When Guy McCormack retires from teaching occupational therapy at Samuel Merritt University (SMU) next month and finds more time to paint in his home studio, he’ll be returning to one of the roots of his profession.
“I want to let that part of my brain evolve because I’ve been doing so many left-brain activities for so long,” says Professor McCormack, PhD.
McCormack has been an occupational therapist for 50 years, half of the profession’s history. This year’s celebration of National Occupational Therapy (OT) Awareness Month in April marks its centennial.
Arts and crafts have played a significant role in OT since the field was developed around the idea that participating in an occupation, or doing something with one’s hands, is vital to having a meaningful life.
McCormack, who paints using oils and acrylics, says OT practitioners used the arts to treat mental health problems and rehabilitate hand injuries more often in the past than they do now.
“I think it’s important to have some outlet for expression,” he says.
McCormack’s artistic interests as well as his experience in the Vietnam War inspired McCormack to study occupational therapy.
“I saw a lot of carnage, man’s inhumanity to man,” he says. “I decided I wanted to go into a career where I could help people.”
The therapeutic value of art may also help McCormack because he recently learned that he suffers from a mild case of post-traumatic stress from his experiences in Vietnam. Like other war veterans in the 1960s whose homecomings were marred by the era’s anti-war sentiment, McCormack said he didn’t want to draw attention to his emotional distress.
“I’ve been putting it behind me all these years by keeping so busy with teaching, researching and writing so many papers,” he said.
McCormack started SMU’s Master of Occupational Therapy program in 1994. After leaving for several years to teach at the University of Missouri, he returned to SMU to help develop the Doctor of Occupation Therapy program that launched last year.
“He’s a down-to-earth guy, but his vision is very lofty,” said OT Assistant Professor Beth Ching, who was McCormack’s student at San Jose State University in the 1980s and later became his colleague and longtime office mate at SMU. “He’s always been a visionary in looking at where we’re going in healthcare.”
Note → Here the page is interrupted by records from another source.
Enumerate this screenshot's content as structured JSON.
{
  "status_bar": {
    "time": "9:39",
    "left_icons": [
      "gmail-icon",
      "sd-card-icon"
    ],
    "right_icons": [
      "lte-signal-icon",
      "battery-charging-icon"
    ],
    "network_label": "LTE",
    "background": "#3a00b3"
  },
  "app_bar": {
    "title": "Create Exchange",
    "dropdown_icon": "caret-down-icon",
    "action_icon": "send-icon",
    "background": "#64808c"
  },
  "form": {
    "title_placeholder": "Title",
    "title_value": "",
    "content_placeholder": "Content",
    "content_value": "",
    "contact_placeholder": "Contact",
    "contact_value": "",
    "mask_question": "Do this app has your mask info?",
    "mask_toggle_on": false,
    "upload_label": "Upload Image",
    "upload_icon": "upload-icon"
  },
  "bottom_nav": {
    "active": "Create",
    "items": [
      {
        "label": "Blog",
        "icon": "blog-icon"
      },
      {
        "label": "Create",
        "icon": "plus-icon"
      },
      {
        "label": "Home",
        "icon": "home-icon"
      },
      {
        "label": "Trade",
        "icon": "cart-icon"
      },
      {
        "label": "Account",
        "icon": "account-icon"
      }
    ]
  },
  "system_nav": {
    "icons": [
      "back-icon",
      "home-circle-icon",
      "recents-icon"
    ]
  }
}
Ching says McCormack began sharing his knowledge of Eastern medicine techniques in his classes decades ago, long before practices such as acupuncture became mainstream.
“We were studying Western medicine so incorporating alternative medicine was ahead of the curve,” she says. “As an Asian-American student, I was impressed that he was looking at other ways of healing.”
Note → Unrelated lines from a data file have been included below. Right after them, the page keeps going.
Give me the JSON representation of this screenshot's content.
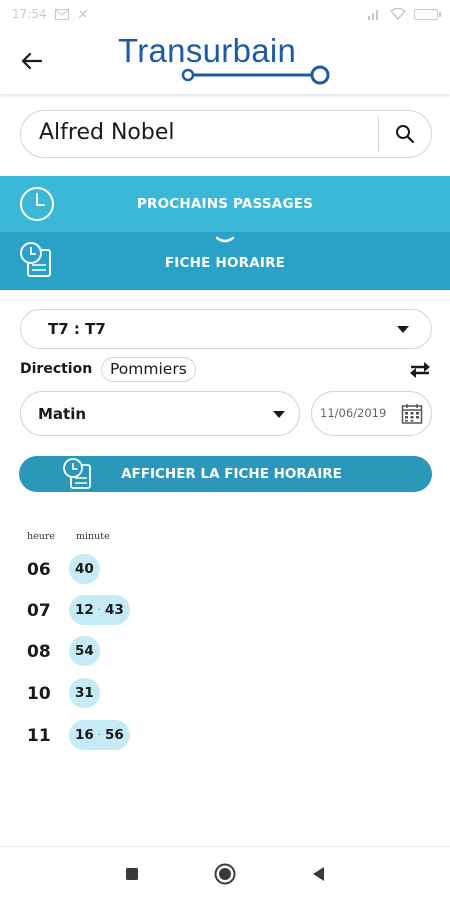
{
  "status_bar": {
    "time": "17:54"
  },
  "header": {
    "logo_text": "Transurbain",
    "brand_color": "#1d5ba6",
    "back_icon": "arrow-left-icon"
  },
  "search": {
    "value": "Alfred Nobel",
    "icon": "search-icon"
  },
  "tabs": [
    {
      "label": "PROCHAINS PASSAGES",
      "icon": "clock-icon",
      "color": "#3bb7d8"
    },
    {
      "label": "FICHE HORAIRE",
      "icon": "schedule-icon",
      "color": "#2aa2c7",
      "active": true
    }
  ],
  "form": {
    "line_value": "T7 : T7",
    "direction_label": "Direction",
    "direction_value": "Pommiers",
    "period_value": "Matin",
    "date_value": "11/06/2019",
    "submit_label": "AFFICHER LA FICHE HORAIRE",
    "submit_color": "#2b97b9"
  },
  "timetable": {
    "hour_header": "heure",
    "minute_header": "minute",
    "highlight_color": "#c4ebf6",
    "rows": [
      {
        "hour": "06",
        "minutes": [
          "40"
        ]
      },
      {
        "hour": "07",
        "minutes": [
          "12",
          "43"
        ]
      },
      {
        "hour": "08",
        "minutes": [
          "54"
        ]
      },
      {
        "hour": "10",
        "minutes": [
          "31"
        ]
      },
      {
        "hour": "11",
        "minutes": [
          "16",
          "56"
        ]
      }
    ]
  },
  "nav": {
    "icons": [
      "recents-icon",
      "home-icon",
      "back-triangle-icon"
    ]
  }
}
McCormack’s longtime interest in neuroscience led him to research children with autism. With the help of his graduate students, he used neurofeedback training to help increase the children's attention, and improve their behavior and ability to interact with others. Five years after starting the research, McCormack found "statistically significant" improvement in many children after 15 weeks of neurofeedback training.
He also explored the use of computer-assisted interventions to improve memory and cognition in older adults and to help alleviate the mental fog known as “chemo brain” in women who have undergone cancer treatment.
McCormack says his research has helped him understand neuroplasticity, or the brain’s ability to reorganize itself by forming new neural connections in response to learning or following injury.
“I like science and I like art, so I like to pair them up,” he says. “I get motivated by neuroscience and what part of the brain is affected by a particular activity.”
In 2012, McCormack received the Luella Grangaard Political Action Award from the Occupational Therapy Association of California for his advocacy work in promoting the profession among legislators.
He now serves on the executive board of the political action committee of the American Occupational Therapy Association and says he worries about the future of OT if the Trump administration cuts federal healthcare funding and repeals the Affordable Care Act.
After announcing his retirement, McCormack received a resolution from California Assemblymember Rob Bonta that commended him for his accomplishments in occupational therapy and for “the concern and commitment he has displayed for the education of his students.” McCormack will also receive a resolution honoring his career from the office of U.S. Rep. Barbara Lee, D-Oakland, on April 27.